* _Task details_
Say, as a bare number, how many lines of the listing contain "thumbs".

* _Data for this task_
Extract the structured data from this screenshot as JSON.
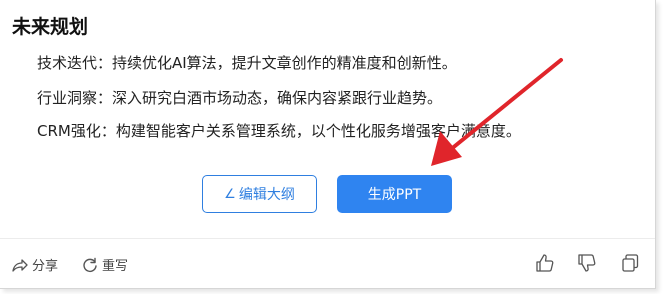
{
  "section": {
    "title": "未来规划",
    "items": [
      "技术迭代：持续优化AI算法，提升文章创作的精准度和创新性。",
      "行业洞察：深入研究白酒市场动态，确保内容紧跟行业趋势。",
      "CRM强化：构建智能客户关系管理系统，以个性化服务增强客户满意度。"
    ]
  },
  "buttons": {
    "edit_outline": "编辑大纲",
    "generate_ppt": "生成PPT"
  },
  "footer": {
    "share": "分享",
    "rewrite": "重写"
  },
  "icons": {
    "edit": "pen-icon",
    "share": "share-icon",
    "rewrite": "refresh-icon",
    "like": "thumbs-up-icon",
    "dislike": "thumbs-down-icon",
    "copy": "copy-icon"
  },
  "colors": {
    "accent": "#2f84f0",
    "annotation_arrow": "#e0252b"
  }
}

* _Answer area_
2